_GOAL OF THE EXERCISE_
Starting from the first line below, repeat the data exactly through to the last.

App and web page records
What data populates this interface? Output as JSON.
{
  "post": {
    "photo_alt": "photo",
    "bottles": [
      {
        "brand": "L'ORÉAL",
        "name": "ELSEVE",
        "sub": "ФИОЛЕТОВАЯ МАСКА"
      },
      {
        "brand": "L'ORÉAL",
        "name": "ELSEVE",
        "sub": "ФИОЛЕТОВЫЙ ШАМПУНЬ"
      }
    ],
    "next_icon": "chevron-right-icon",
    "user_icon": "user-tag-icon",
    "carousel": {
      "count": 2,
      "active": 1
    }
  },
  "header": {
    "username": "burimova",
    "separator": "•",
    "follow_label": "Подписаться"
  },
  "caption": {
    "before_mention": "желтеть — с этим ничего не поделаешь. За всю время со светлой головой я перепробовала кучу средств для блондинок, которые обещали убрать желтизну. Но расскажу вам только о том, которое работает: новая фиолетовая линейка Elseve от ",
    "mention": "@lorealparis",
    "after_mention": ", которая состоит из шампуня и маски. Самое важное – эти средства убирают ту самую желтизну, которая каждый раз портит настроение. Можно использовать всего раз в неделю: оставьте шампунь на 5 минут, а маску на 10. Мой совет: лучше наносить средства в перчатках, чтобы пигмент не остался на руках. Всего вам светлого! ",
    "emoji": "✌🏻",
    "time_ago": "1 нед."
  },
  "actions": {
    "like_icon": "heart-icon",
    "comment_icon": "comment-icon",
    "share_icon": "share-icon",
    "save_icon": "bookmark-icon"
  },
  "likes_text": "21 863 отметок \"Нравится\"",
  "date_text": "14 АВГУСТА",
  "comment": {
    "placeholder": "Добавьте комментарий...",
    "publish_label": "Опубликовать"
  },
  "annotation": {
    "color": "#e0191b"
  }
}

_WRITTEN ANSWER_
What data populates this interface? Output as JSON.
{
  "post": {
    "photo_alt": "photo",
    "bottles": [
      {
        "brand": "L'ORÉAL",
        "name": "ELSEVE",
        "sub": "ФИОЛЕТОВАЯ МАСКА"
      },
      {
        "brand": "L'ORÉAL",
        "name": "ELSEVE",
        "sub": "ФИОЛЕТОВЫЙ ШАМПУНЬ"
      }
    ],
    "next_icon": "chevron-right-icon",
    "user_icon": "user-tag-icon",
    "carousel": {
      "count": 2,
      "active": 1
    }
  },
  "header": {
    "username": "burimova",
    "separator": "•",
    "follow_label": "Подписаться"
  },
  "caption": {
    "before_mention": "желтеть — с этим ничего не поделаешь. За всю время со светлой головой я перепробовала кучу средств для блондинок, которые обещали убрать желтизну. Но расскажу вам только о том, которое работает: новая фиолетовая линейка Elseve от ",
    "mention": "@lorealparis",
    "after_mention": ", которая состоит из шампуня и маски. Самое важное – эти средства убирают ту самую желтизну, которая каждый раз портит настроение. Можно использовать всего раз в неделю: оставьте шампунь на 5 минут, а маску на 10. Мой совет: лучше наносить средства в перчатках, чтобы пигмент не остался на руках. Всего вам светлого! ",
    "emoji": "✌🏻",
    "time_ago": "1 нед."
  },
  "actions": {
    "like_icon": "heart-icon",
    "comment_icon": "comment-icon",
    "share_icon": "share-icon",
    "save_icon": "bookmark-icon"
  },
  "likes_text": "21 863 отметок \"Нравится\"",
  "date_text": "14 АВГУСТА",
  "comment": {
    "placeholder": "Добавьте комментарий...",
    "publish_label": "Опубликовать"
  },
  "annotation": {
    "color": "#e0191b"
  }
}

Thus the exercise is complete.